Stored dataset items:
========

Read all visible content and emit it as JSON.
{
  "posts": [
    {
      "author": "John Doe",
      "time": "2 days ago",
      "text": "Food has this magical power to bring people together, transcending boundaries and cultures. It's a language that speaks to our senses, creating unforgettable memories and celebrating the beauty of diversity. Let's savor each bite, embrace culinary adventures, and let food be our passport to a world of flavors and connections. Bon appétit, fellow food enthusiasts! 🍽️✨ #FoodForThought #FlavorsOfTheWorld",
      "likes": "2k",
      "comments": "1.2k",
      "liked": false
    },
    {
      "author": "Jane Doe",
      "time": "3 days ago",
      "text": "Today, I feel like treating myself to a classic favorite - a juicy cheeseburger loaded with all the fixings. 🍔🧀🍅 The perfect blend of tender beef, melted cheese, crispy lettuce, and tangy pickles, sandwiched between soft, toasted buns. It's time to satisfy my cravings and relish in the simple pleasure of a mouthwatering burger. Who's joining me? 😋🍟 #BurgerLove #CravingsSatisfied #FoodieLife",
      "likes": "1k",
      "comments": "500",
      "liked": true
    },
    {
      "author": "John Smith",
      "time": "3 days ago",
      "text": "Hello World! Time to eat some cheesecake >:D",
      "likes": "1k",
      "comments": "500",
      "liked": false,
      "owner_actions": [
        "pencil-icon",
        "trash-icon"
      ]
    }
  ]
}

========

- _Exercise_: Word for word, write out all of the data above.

- _Result for this exercise_:
Read all visible content and emit it as JSON.
{
  "posts": [
    {
      "author": "John Doe",
      "time": "2 days ago",
      "text": "Food has this magical power to bring people together, transcending boundaries and cultures. It's a language that speaks to our senses, creating unforgettable memories and celebrating the beauty of diversity. Let's savor each bite, embrace culinary adventures, and let food be our passport to a world of flavors and connections. Bon appétit, fellow food enthusiasts! 🍽️✨ #FoodForThought #FlavorsOfTheWorld",
      "likes": "2k",
      "comments": "1.2k",
      "liked": false
    },
    {
      "author": "Jane Doe",
      "time": "3 days ago",
      "text": "Today, I feel like treating myself to a classic favorite - a juicy cheeseburger loaded with all the fixings. 🍔🧀🍅 The perfect blend of tender beef, melted cheese, crispy lettuce, and tangy pickles, sandwiched between soft, toasted buns. It's time to satisfy my cravings and relish in the simple pleasure of a mouthwatering burger. Who's joining me? 😋🍟 #BurgerLove #CravingsSatisfied #FoodieLife",
      "likes": "1k",
      "comments": "500",
      "liked": true
    },
    {
      "author": "John Smith",
      "time": "3 days ago",
      "text": "Hello World! Time to eat some cheesecake >:D",
      "likes": "1k",
      "comments": "500",
      "liked": false,
      "owner_actions": [
        "pencil-icon",
        "trash-icon"
      ]
    }
  ]
}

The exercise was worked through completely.